===== DATASET EXTRACT =====

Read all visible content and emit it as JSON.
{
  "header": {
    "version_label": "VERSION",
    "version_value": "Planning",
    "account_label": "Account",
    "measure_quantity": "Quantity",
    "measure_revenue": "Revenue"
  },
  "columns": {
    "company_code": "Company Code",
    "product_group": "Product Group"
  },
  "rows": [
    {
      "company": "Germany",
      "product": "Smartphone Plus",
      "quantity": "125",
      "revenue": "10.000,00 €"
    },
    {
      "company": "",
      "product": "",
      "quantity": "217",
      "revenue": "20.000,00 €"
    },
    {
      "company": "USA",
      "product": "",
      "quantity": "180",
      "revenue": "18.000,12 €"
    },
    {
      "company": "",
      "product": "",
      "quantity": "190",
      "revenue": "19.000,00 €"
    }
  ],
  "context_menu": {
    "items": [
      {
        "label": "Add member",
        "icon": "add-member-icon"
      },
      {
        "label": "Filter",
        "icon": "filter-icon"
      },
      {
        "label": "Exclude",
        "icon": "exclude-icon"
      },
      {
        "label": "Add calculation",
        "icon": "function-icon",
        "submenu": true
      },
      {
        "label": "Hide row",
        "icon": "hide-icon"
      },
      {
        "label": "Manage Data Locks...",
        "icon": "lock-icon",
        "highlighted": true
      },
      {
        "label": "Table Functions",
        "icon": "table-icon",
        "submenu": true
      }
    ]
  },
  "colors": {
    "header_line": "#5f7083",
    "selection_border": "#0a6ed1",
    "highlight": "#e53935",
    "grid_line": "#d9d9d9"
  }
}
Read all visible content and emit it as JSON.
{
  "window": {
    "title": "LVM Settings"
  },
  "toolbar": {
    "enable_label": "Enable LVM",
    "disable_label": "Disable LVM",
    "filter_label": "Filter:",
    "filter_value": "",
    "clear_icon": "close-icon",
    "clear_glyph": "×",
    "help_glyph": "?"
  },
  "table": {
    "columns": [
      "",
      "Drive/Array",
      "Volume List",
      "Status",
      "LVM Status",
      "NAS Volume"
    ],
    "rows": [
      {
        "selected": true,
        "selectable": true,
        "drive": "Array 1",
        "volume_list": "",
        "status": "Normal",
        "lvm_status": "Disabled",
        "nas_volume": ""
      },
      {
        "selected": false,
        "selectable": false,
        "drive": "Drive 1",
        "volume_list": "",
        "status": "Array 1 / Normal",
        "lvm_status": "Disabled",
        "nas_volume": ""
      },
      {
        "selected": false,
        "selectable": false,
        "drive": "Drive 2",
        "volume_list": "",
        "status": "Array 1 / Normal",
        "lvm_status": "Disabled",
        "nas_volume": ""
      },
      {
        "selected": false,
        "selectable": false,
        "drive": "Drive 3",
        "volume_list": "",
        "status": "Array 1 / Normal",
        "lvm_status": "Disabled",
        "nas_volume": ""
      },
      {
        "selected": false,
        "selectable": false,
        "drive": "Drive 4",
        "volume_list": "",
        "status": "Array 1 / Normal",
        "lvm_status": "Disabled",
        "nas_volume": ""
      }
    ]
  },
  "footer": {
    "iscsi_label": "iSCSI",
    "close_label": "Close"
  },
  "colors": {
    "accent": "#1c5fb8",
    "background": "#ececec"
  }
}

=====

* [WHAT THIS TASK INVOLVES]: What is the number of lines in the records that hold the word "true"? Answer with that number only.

* [WRITTEN ANSWER]: 5